- Sen. Ron Johnson (R-Wisc.) was involved in a conspiracy to force alternate electors on Vice President Mike Pence: Johnson never handed slates of alternate electors to Pence as alleged. Rather, Johnson’s staff received an urgent request regarding alternate slates of electors for Michigan and Wisconsin, asked Pence’s staff about it, and stood down after the vice president’s aide said they already knew about it and the information was supposed to have arrived in the mail.

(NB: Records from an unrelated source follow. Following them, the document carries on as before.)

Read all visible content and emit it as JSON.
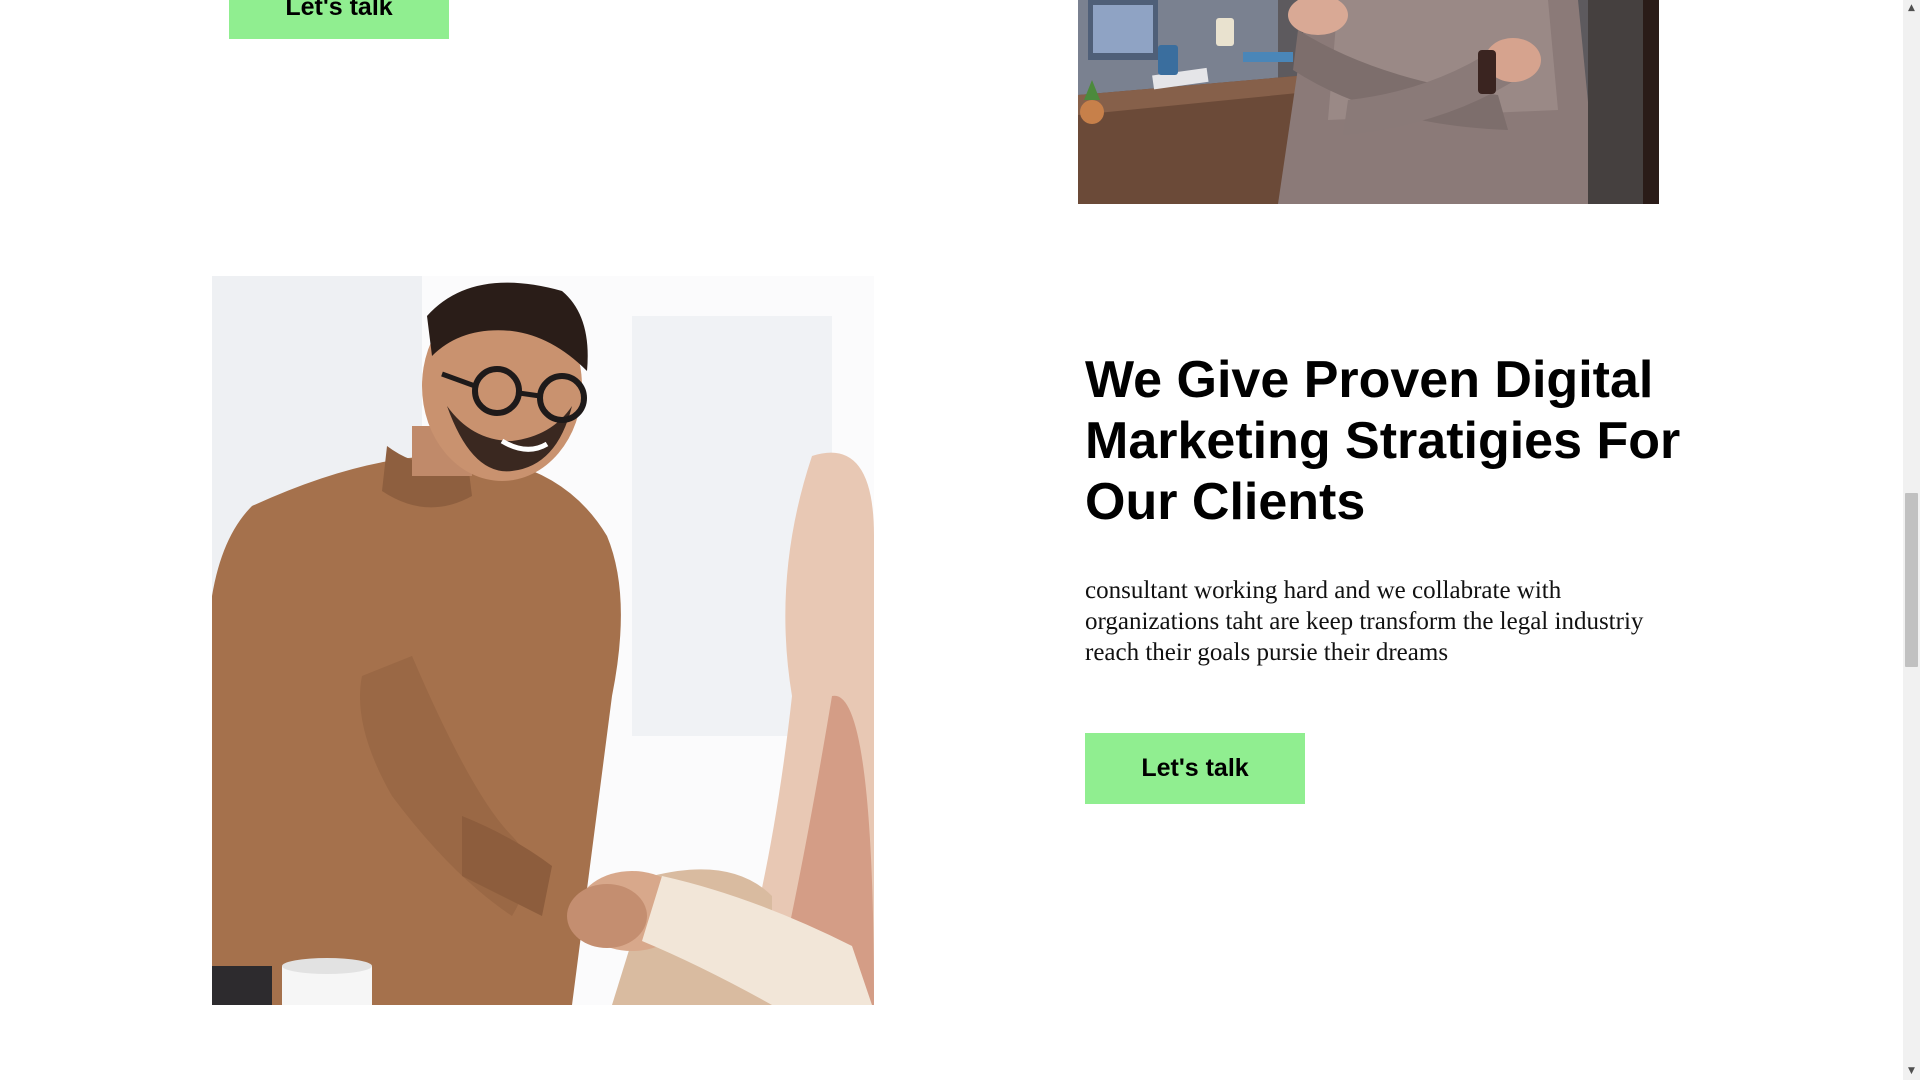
{
  "top_section": {
    "cta_label": "Let's talk"
  },
  "feature": {
    "title": "We Give Proven Digital Marketing Stratigies For Our Clients",
    "description": "consultant working hard and we collabrate with organizations taht are keep transform the legal industriy reach their goals pursie their dreams",
    "cta_label": "Let's talk"
  },
  "scrollbar": {
    "up_icon": "triangle-up-icon",
    "down_icon": "triangle-down-icon",
    "up_glyph": "▲",
    "down_glyph": "▼"
  },
  "colors": {
    "accent": "#90ee90",
    "text": "#000000",
    "background": "#ffffff"
  }
}
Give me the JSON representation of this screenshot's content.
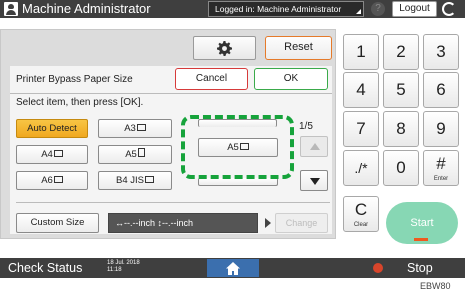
{
  "topbar": {
    "user_icon": "user-icon",
    "title": "Machine Administrator",
    "login_status": "Logged in: Machine Administrator",
    "help_icon": "?",
    "logout_label": "Logout"
  },
  "toolbar": {
    "gear_icon": "gear-icon",
    "reset_label": "Reset"
  },
  "dialog": {
    "title": "Printer Bypass Paper Size",
    "cancel_label": "Cancel",
    "ok_label": "OK",
    "instruction": "Select item, then press [OK].",
    "page_indicator": "1/5",
    "sizes": [
      {
        "label": "Auto Detect",
        "selected": true
      },
      {
        "label": "A3",
        "orientation": "landscape"
      },
      {
        "label": "A4",
        "orientation": "landscape"
      },
      {
        "label": "A5",
        "orientation": "portrait"
      },
      {
        "label": "A5",
        "orientation": "landscape"
      },
      {
        "label": "A6",
        "orientation": "landscape"
      },
      {
        "label": "B4 JIS",
        "orientation": "landscape"
      }
    ],
    "custom_size_label": "Custom Size",
    "custom_size_value": "↔--.--inch  ↕--.--inch",
    "change_label": "Change"
  },
  "keypad": {
    "keys": [
      "1",
      "2",
      "3",
      "4",
      "5",
      "6",
      "7",
      "8",
      "9",
      "./*",
      "0",
      "#"
    ],
    "enter_sub": "Enter",
    "clear_label": "C",
    "clear_sub": "Clear",
    "start_label": "Start"
  },
  "bottombar": {
    "check_status": "Check Status",
    "date": "18 Jul. 2018",
    "time": "11:18",
    "home_icon": "home-icon",
    "stop_label": "Stop"
  },
  "corner_code": "EBW80",
  "colors": {
    "bar_bg": "#3f3f3f",
    "selected": "#f0a820",
    "highlight": "#16a33b",
    "cancel_border": "#d63a3a",
    "ok_border": "#3aaa4a",
    "reset_border": "#e57a2a",
    "start": "#87d7b4",
    "home": "#3b6fae"
  }
}
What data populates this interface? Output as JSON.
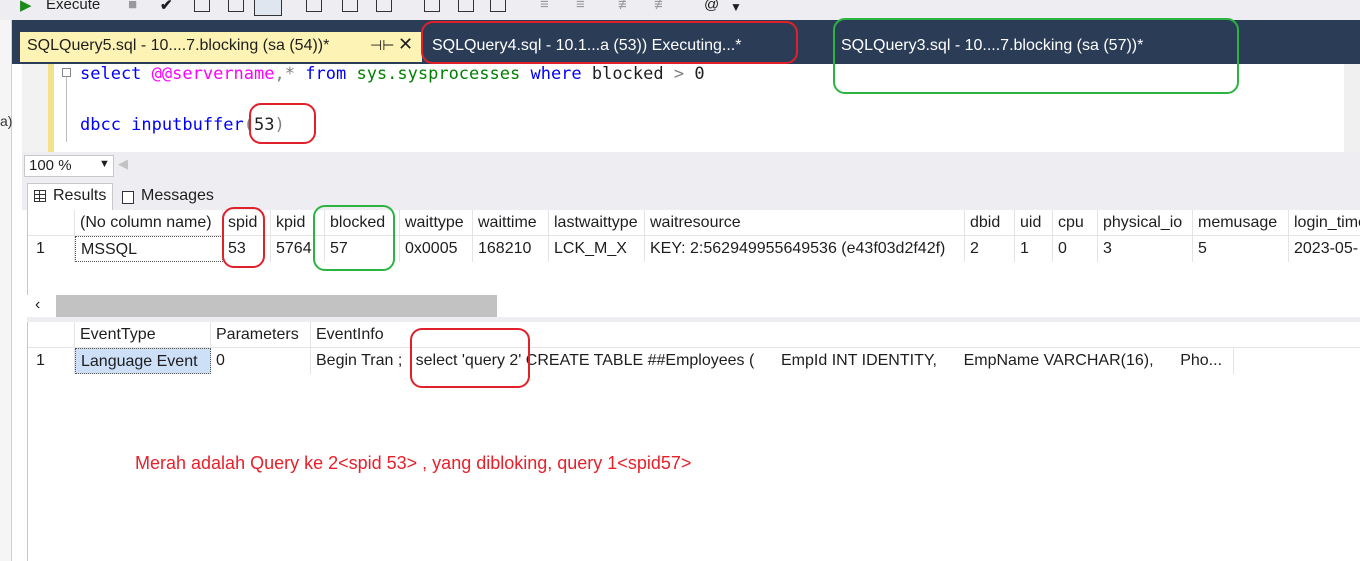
{
  "toolbar": {
    "execute_label": "Execute"
  },
  "tabs": [
    {
      "label": "SQLQuery5.sql - 10....7.blocking (sa (54))*",
      "active": true
    },
    {
      "label": "SQLQuery4.sql - 10.1...a (53)) Executing...*",
      "active": false
    },
    {
      "label": "SQLQuery3.sql - 10....7.blocking (sa (57))*",
      "active": false
    }
  ],
  "tab_icons": {
    "pin": "pin-icon",
    "close": "close-icon"
  },
  "editor": {
    "line1": {
      "kw_select": "select",
      "var": "@@servername",
      "comma": ",",
      "star": "*",
      "kw_from": "from",
      "table": "sys.sysprocesses",
      "kw_where": "where",
      "col": "blocked",
      "op": ">",
      "val": "0"
    },
    "line2": {
      "cmd": "dbcc inputbuffer",
      "open": "(",
      "arg": "53",
      "close": ")"
    }
  },
  "zoom": {
    "value": "100 %"
  },
  "result_tabs": {
    "results": "Results",
    "messages": "Messages"
  },
  "grid1": {
    "columns": [
      "(No column name)",
      "spid",
      "kpid",
      "blocked",
      "waittype",
      "waittime",
      "lastwaittype",
      "waitresource",
      "dbid",
      "uid",
      "cpu",
      "physical_io",
      "memusage",
      "login_time"
    ],
    "rows": [
      {
        "num": "1",
        "cells": [
          "MSSQL",
          "53",
          "5764",
          "57",
          "0x0005",
          "168210",
          "LCK_M_X",
          "KEY: 2:562949955649536 (e43f03d2f42f)",
          "2",
          "1",
          "0",
          "3",
          "5",
          "2023-05-"
        ]
      }
    ]
  },
  "grid2": {
    "columns": [
      "EventType",
      "Parameters",
      "EventInfo"
    ],
    "rows": [
      {
        "num": "1",
        "eventtype": "Language Event",
        "parameters": "0",
        "eventinfo_a": "Begin Tran ;",
        "eventinfo_b": "select 'query 2'",
        "eventinfo_c": "CREATE TABLE ##Employees (      EmpId INT IDENTITY,      EmpName VARCHAR(16),      Pho..."
      }
    ]
  },
  "note": "Merah adalah Query ke 2<spid 53> , yang dibloking, query 1<spid57>",
  "colors": {
    "annotation_red": "#e0202a",
    "annotation_green": "#2cb441",
    "note_red": "#e8202a",
    "tab_active_bg": "#fdf3b4",
    "tab_bar_bg": "#2b3d56"
  }
}
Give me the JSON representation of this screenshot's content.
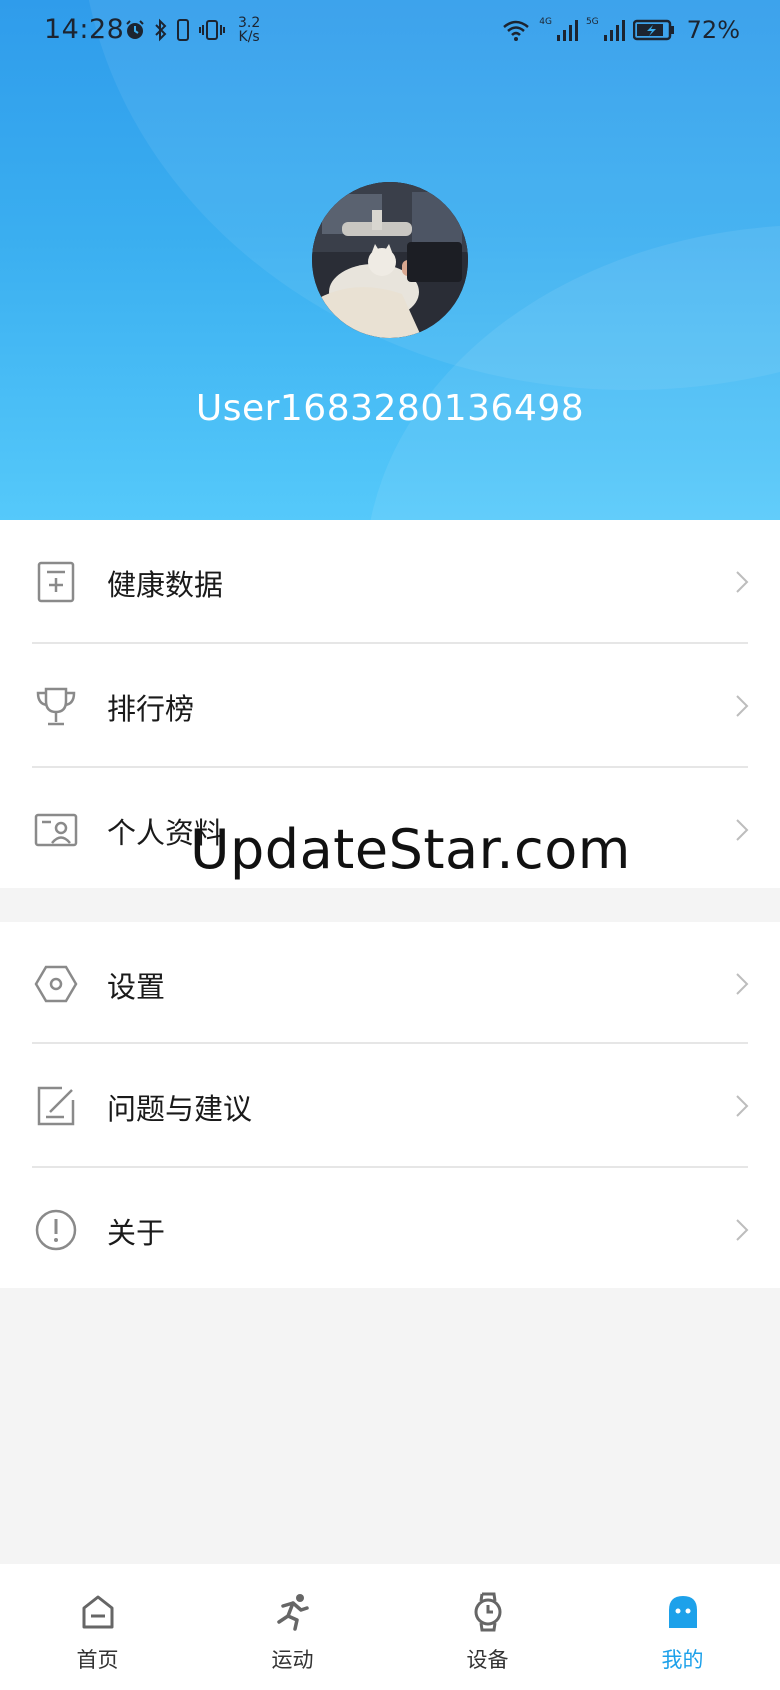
{
  "status_bar": {
    "time": "14:28",
    "net_speed_value": "3.2",
    "net_speed_unit": "K/s",
    "sig1_label": "4G",
    "sig2_label": "5G",
    "battery": "72%"
  },
  "profile": {
    "username": "User1683280136498"
  },
  "menu_group1": [
    {
      "label": "健康数据",
      "icon": "health-data-icon"
    },
    {
      "label": "排行榜",
      "icon": "trophy-icon"
    },
    {
      "label": "个人资料",
      "icon": "profile-card-icon"
    }
  ],
  "menu_group2": [
    {
      "label": "设置",
      "icon": "settings-hexagon-icon"
    },
    {
      "label": "问题与建议",
      "icon": "feedback-edit-icon"
    },
    {
      "label": "关于",
      "icon": "info-exclamation-icon"
    }
  ],
  "watermark": "UpdateStar.com",
  "tabs": [
    {
      "label": "首页",
      "icon": "home-icon"
    },
    {
      "label": "运动",
      "icon": "running-icon"
    },
    {
      "label": "设备",
      "icon": "watch-icon"
    },
    {
      "label": "我的",
      "icon": "user-face-icon"
    }
  ],
  "colors": {
    "accent": "#1da1ea",
    "header_top": "#2f9ceb",
    "header_bottom": "#55c9fa"
  }
}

- Trump tried to grab the steering wheel of a presidential vehicle to divert it to the Capitol on Jan. 6th: Cassidy Hutchinson, a former junior aide to Trump Chief of Staff Mark Meadows, told the Jan. 6th committee that she heard the account from White House Deputy Chief of Staff for Operations Tony Ornato. Hutchinson also testified that Trump lunged for Secret Service agent Robert Engel after trying to grab the steering wheel, and that Engel was allegedly in the room when Ornato conveyed the account. However, Secret Service said that Trump didn’t lunge for the steering wheel or Engel. Ornato, Engel, and the presidential vehicle driver also said they would testify under oath to dispute Hutchinson’s testimony.